We have moved our office to the Landmark Center in St. Paul, Minnesota.
The Landmark Center was built in 1902 as a federal courthouse. The exterior is pink granite ashlar with a hipped red tile roof, steeply pitched to shed St. Paul’s snows and enlivened by numerous turrets, gables and dormers with steeply peaked roofs; cylindrical corner towers with conical turrets occupy almost every change of projection. There are two massive towers, one of which houses a clock.
The interior features a five-story courtyard with skylight and rooms with 20-foot ceilings, appointed with marble and carved mahogany finishes. Its Richardsonian Romanesque is similar to the Old Post Office Building in Washington, D.C.
In 1972, a group of determined citizens saved the building from the wrecking ball and restored it to its previous grandeur. It was placed on the National Register of Historic Places and reopened to the public as Landmark Center in 1978. Today, it serves as a cultural center for music, dance, theater, exhibitions, public forums and hosts countless special events. Owned by Ramsey County, it is managed by Minnesota Landmarks, a not-for-profit organization.

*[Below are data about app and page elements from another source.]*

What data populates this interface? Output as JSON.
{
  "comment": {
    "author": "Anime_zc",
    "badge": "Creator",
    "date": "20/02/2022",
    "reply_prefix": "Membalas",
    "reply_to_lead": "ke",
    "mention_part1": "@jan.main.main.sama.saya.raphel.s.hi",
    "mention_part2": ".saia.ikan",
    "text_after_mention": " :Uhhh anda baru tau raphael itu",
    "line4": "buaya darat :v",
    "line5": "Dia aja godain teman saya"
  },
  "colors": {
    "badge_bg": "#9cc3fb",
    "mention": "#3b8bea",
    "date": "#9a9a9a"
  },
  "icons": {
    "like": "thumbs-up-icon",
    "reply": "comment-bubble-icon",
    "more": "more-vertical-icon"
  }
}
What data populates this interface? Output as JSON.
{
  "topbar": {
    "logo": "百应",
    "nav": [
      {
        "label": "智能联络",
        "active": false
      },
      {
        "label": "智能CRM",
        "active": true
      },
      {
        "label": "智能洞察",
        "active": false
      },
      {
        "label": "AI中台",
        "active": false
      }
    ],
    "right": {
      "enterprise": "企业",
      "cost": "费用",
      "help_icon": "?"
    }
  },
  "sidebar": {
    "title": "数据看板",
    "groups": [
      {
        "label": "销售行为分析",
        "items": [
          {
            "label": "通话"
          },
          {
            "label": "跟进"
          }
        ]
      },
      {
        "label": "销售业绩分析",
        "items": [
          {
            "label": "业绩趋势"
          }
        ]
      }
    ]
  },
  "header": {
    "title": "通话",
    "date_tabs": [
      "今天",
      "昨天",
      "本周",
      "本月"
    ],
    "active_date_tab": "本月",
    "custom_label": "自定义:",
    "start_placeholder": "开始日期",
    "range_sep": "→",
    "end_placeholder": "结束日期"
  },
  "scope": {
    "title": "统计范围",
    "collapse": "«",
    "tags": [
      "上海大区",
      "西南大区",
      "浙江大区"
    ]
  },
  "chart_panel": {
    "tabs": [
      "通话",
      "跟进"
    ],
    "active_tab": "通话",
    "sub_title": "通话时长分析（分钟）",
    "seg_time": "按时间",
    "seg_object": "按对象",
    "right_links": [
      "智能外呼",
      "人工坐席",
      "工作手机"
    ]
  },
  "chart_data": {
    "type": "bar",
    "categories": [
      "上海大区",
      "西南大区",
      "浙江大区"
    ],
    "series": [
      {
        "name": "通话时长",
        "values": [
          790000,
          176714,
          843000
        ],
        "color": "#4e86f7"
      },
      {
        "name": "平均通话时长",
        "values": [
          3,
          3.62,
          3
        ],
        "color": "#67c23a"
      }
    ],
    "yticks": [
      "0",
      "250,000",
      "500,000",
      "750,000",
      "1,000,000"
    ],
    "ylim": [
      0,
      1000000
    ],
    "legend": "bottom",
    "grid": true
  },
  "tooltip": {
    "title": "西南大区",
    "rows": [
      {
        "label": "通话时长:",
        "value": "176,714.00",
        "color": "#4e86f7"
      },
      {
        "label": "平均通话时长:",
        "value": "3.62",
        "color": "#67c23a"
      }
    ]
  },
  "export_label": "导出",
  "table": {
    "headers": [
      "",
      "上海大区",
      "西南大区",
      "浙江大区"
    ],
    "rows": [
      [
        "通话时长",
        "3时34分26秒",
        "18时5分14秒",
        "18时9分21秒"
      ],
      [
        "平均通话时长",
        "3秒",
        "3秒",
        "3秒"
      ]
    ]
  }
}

Landmark Center also houses Anita’s Cafe, Landmarket Gift Shop, five gallery spaces and a number of St. Paul’s premier arts and culture organizations.
Our new address is: 75 West Fifth Street, Suite 219, St. Paul, Minnesota 55102.
Secondly, as around the world we are getting accustomed to using Zoom and other internet platforms for meetings, we would like to convene round tables using such technology.
Zoom and similar technologies are particularly well designed for a global network like ours. At minimal expense, we can convene thoughtful leaders from around the world. The internet, sadly, does not permit the personal exchanges, formal and informal, of gathering in a place, such as Mountain House in Caux, and which lead to new friendships and deeper learning from one another at tea breaks and during meals.
Our plan for these round tables is to propose topics and set reasonable dates and times for the discussions. At first, I think we should open them to a limited number of participants. We would ask those interested in participating to RSVP, with the first 25 to register to be admitted to the session. We will send invitations to those so registered. If a larger number would like to participate in that discussion, we would then consider convening a separate session later to accommodate their interest.
We now are thinking about a series of round tables on 1) the most important lessons learned from the coronavirus pandemic and 2) on the application of our principles going forward, as we adjust our global community to living with the virus and its potential mutations for some years to come.
We would like to have our round tables facilitate the drafting of proceedings on the topics discussed for subsequent distribution.
Please send us your suggestions regarding how best to structure such events and what topics you believe should be tabled for consideration by participants.